● What the task requires:
The reply should contain all of the data below, word for word.

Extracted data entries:

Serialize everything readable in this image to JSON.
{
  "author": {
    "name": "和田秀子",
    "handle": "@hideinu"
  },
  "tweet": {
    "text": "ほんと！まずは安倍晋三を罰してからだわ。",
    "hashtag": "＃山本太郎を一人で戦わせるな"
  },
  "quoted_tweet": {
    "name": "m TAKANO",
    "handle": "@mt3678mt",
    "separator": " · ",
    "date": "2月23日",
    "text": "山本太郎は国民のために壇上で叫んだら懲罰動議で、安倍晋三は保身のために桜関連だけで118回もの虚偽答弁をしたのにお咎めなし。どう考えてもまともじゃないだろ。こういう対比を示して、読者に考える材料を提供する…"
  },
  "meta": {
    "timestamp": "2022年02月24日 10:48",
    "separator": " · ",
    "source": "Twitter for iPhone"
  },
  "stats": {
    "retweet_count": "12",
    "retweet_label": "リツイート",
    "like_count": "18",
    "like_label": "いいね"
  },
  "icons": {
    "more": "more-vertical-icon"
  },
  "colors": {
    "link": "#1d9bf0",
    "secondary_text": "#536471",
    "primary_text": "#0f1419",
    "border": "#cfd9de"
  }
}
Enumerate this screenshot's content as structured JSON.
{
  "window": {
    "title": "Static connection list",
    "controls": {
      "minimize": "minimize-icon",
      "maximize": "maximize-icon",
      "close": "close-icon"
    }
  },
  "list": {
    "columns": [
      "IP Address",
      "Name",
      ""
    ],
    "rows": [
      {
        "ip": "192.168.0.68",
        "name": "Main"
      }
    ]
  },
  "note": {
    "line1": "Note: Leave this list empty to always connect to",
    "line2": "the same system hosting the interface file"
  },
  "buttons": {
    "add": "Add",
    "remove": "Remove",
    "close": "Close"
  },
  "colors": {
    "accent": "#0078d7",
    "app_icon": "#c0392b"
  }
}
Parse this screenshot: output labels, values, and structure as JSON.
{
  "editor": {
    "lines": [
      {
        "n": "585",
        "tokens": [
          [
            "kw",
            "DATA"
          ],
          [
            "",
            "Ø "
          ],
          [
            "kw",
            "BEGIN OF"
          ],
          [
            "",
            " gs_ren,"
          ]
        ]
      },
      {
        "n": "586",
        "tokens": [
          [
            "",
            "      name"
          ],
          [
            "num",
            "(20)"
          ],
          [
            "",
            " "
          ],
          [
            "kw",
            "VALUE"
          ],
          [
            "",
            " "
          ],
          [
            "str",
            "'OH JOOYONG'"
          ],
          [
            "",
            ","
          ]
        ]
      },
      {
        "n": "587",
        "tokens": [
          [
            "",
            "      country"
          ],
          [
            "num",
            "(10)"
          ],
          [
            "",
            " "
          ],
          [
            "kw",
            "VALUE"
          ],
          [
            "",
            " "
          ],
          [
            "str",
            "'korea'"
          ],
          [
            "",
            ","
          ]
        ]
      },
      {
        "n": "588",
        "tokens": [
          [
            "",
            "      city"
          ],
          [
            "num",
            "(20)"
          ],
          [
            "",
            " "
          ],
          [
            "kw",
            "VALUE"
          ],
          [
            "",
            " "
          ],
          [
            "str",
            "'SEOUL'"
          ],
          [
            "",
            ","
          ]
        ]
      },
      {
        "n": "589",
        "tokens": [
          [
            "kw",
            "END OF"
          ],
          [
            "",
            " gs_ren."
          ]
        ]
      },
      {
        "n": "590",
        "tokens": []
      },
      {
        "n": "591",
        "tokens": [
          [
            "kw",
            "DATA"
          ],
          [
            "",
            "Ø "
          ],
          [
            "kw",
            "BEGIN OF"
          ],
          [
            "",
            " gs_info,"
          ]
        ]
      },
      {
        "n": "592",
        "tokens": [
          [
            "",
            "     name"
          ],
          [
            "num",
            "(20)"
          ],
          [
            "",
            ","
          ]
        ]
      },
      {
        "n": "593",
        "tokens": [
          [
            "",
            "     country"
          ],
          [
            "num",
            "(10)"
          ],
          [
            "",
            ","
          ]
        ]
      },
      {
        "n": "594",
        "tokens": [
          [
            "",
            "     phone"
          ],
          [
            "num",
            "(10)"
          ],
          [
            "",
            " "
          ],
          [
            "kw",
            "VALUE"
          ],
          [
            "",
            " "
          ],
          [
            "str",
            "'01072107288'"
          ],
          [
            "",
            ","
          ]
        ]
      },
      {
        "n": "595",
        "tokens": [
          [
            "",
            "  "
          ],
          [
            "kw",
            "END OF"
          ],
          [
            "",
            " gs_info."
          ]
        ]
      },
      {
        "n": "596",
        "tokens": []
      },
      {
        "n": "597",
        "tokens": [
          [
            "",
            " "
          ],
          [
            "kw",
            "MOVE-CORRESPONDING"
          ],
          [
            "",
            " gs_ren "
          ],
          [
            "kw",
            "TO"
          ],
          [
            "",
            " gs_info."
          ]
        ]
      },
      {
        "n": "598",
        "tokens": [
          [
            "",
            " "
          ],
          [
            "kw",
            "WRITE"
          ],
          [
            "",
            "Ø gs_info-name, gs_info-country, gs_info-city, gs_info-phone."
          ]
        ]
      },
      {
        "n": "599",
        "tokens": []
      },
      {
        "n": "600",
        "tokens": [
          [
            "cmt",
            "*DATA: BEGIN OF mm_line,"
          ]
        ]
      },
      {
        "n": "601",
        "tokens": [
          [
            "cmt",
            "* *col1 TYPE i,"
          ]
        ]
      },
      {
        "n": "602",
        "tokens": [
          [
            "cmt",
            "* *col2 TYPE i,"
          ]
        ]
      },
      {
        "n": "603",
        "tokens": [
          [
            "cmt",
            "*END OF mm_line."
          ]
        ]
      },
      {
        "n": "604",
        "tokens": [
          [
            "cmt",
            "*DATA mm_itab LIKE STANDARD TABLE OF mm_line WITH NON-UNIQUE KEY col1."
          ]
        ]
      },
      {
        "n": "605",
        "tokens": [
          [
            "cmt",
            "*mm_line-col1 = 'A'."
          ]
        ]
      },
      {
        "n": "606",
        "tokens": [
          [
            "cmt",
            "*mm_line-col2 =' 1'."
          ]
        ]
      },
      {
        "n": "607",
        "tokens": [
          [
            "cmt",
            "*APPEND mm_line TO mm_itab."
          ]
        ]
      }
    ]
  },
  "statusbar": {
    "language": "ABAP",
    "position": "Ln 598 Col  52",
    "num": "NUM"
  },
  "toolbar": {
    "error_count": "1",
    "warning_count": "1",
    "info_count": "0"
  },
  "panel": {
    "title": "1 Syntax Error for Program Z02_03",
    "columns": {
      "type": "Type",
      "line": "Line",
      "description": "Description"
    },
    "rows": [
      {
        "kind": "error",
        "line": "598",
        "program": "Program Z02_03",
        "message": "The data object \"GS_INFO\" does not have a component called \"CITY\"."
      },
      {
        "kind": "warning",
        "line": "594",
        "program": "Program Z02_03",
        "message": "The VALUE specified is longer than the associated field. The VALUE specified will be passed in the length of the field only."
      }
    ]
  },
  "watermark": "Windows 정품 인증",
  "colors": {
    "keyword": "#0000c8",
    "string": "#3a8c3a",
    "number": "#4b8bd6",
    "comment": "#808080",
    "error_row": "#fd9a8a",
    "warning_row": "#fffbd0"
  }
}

● Problem solution:
Serialize everything readable in this image to JSON.
{
  "author": {
    "name": "和田秀子",
    "handle": "@hideinu"
  },
  "tweet": {
    "text": "ほんと！まずは安倍晋三を罰してからだわ。",
    "hashtag": "＃山本太郎を一人で戦わせるな"
  },
  "quoted_tweet": {
    "name": "m TAKANO",
    "handle": "@mt3678mt",
    "separator": " · ",
    "date": "2月23日",
    "text": "山本太郎は国民のために壇上で叫んだら懲罰動議で、安倍晋三は保身のために桜関連だけで118回もの虚偽答弁をしたのにお咎めなし。どう考えてもまともじゃないだろ。こういう対比を示して、読者に考える材料を提供する…"
  },
  "meta": {
    "timestamp": "2022年02月24日 10:48",
    "separator": " · ",
    "source": "Twitter for iPhone"
  },
  "stats": {
    "retweet_count": "12",
    "retweet_label": "リツイート",
    "like_count": "18",
    "like_label": "いいね"
  },
  "icons": {
    "more": "more-vertical-icon"
  },
  "colors": {
    "link": "#1d9bf0",
    "secondary_text": "#536471",
    "primary_text": "#0f1419",
    "border": "#cfd9de"
  }
}
Enumerate this screenshot's content as structured JSON.
{
  "window": {
    "title": "Static connection list",
    "controls": {
      "minimize": "minimize-icon",
      "maximize": "maximize-icon",
      "close": "close-icon"
    }
  },
  "list": {
    "columns": [
      "IP Address",
      "Name",
      ""
    ],
    "rows": [
      {
        "ip": "192.168.0.68",
        "name": "Main"
      }
    ]
  },
  "note": {
    "line1": "Note: Leave this list empty to always connect to",
    "line2": "the same system hosting the interface file"
  },
  "buttons": {
    "add": "Add",
    "remove": "Remove",
    "close": "Close"
  },
  "colors": {
    "accent": "#0078d7",
    "app_icon": "#c0392b"
  }
}
Parse this screenshot: output labels, values, and structure as JSON.
{
  "editor": {
    "lines": [
      {
        "n": "585",
        "tokens": [
          [
            "kw",
            "DATA"
          ],
          [
            "",
            "Ø "
          ],
          [
            "kw",
            "BEGIN OF"
          ],
          [
            "",
            " gs_ren,"
          ]
        ]
      },
      {
        "n": "586",
        "tokens": [
          [
            "",
            "      name"
          ],
          [
            "num",
            "(20)"
          ],
          [
            "",
            " "
          ],
          [
            "kw",
            "VALUE"
          ],
          [
            "",
            " "
          ],
          [
            "str",
            "'OH JOOYONG'"
          ],
          [
            "",
            ","
          ]
        ]
      },
      {
        "n": "587",
        "tokens": [
          [
            "",
            "      country"
          ],
          [
            "num",
            "(10)"
          ],
          [
            "",
            " "
          ],
          [
            "kw",
            "VALUE"
          ],
          [
            "",
            " "
          ],
          [
            "str",
            "'korea'"
          ],
          [
            "",
            ","
          ]
        ]
      },
      {
        "n": "588",
        "tokens": [
          [
            "",
            "      city"
          ],
          [
            "num",
            "(20)"
          ],
          [
            "",
            " "
          ],
          [
            "kw",
            "VALUE"
          ],
          [
            "",
            " "
          ],
          [
            "str",
            "'SEOUL'"
          ],
          [
            "",
            ","
          ]
        ]
      },
      {
        "n": "589",
        "tokens": [
          [
            "kw",
            "END OF"
          ],
          [
            "",
            " gs_ren."
          ]
        ]
      },
      {
        "n": "590",
        "tokens": []
      },
      {
        "n": "591",
        "tokens": [
          [
            "kw",
            "DATA"
          ],
          [
            "",
            "Ø "
          ],
          [
            "kw",
            "BEGIN OF"
          ],
          [
            "",
            " gs_info,"
          ]
        ]
      },
      {
        "n": "592",
        "tokens": [
          [
            "",
            "     name"
          ],
          [
            "num",
            "(20)"
          ],
          [
            "",
            ","
          ]
        ]
      },
      {
        "n": "593",
        "tokens": [
          [
            "",
            "     country"
          ],
          [
            "num",
            "(10)"
          ],
          [
            "",
            ","
          ]
        ]
      },
      {
        "n": "594",
        "tokens": [
          [
            "",
            "     phone"
          ],
          [
            "num",
            "(10)"
          ],
          [
            "",
            " "
          ],
          [
            "kw",
            "VALUE"
          ],
          [
            "",
            " "
          ],
          [
            "str",
            "'01072107288'"
          ],
          [
            "",
            ","
          ]
        ]
      },
      {
        "n": "595",
        "tokens": [
          [
            "",
            "  "
          ],
          [
            "kw",
            "END OF"
          ],
          [
            "",
            " gs_info."
          ]
        ]
      },
      {
        "n": "596",
        "tokens": []
      },
      {
        "n": "597",
        "tokens": [
          [
            "",
            " "
          ],
          [
            "kw",
            "MOVE-CORRESPONDING"
          ],
          [
            "",
            " gs_ren "
          ],
          [
            "kw",
            "TO"
          ],
          [
            "",
            " gs_info."
          ]
        ]
      },
      {
        "n": "598",
        "tokens": [
          [
            "",
            " "
          ],
          [
            "kw",
            "WRITE"
          ],
          [
            "",
            "Ø gs_info-name, gs_info-country, gs_info-city, gs_info-phone."
          ]
        ]
      },
      {
        "n": "599",
        "tokens": []
      },
      {
        "n": "600",
        "tokens": [
          [
            "cmt",
            "*DATA: BEGIN OF mm_line,"
          ]
        ]
      },
      {
        "n": "601",
        "tokens": [
          [
            "cmt",
            "* *col1 TYPE i,"
          ]
        ]
      },
      {
        "n": "602",
        "tokens": [
          [
            "cmt",
            "* *col2 TYPE i,"
          ]
        ]
      },
      {
        "n": "603",
        "tokens": [
          [
            "cmt",
            "*END OF mm_line."
          ]
        ]
      },
      {
        "n": "604",
        "tokens": [
          [
            "cmt",
            "*DATA mm_itab LIKE STANDARD TABLE OF mm_line WITH NON-UNIQUE KEY col1."
          ]
        ]
      },
      {
        "n": "605",
        "tokens": [
          [
            "cmt",
            "*mm_line-col1 = 'A'."
          ]
        ]
      },
      {
        "n": "606",
        "tokens": [
          [
            "cmt",
            "*mm_line-col2 =' 1'."
          ]
        ]
      },
      {
        "n": "607",
        "tokens": [
          [
            "cmt",
            "*APPEND mm_line TO mm_itab."
          ]
        ]
      }
    ]
  },
  "statusbar": {
    "language": "ABAP",
    "position": "Ln 598 Col  52",
    "num": "NUM"
  },
  "toolbar": {
    "error_count": "1",
    "warning_count": "1",
    "info_count": "0"
  },
  "panel": {
    "title": "1 Syntax Error for Program Z02_03",
    "columns": {
      "type": "Type",
      "line": "Line",
      "description": "Description"
    },
    "rows": [
      {
        "kind": "error",
        "line": "598",
        "program": "Program Z02_03",
        "message": "The data object \"GS_INFO\" does not have a component called \"CITY\"."
      },
      {
        "kind": "warning",
        "line": "594",
        "program": "Program Z02_03",
        "message": "The VALUE specified is longer than the associated field. The VALUE specified will be passed in the length of the field only."
      }
    ]
  },
  "watermark": "Windows 정품 인증",
  "colors": {
    "keyword": "#0000c8",
    "string": "#3a8c3a",
    "number": "#4b8bd6",
    "comment": "#808080",
    "error_row": "#fd9a8a",
    "warning_row": "#fffbd0"
  }
}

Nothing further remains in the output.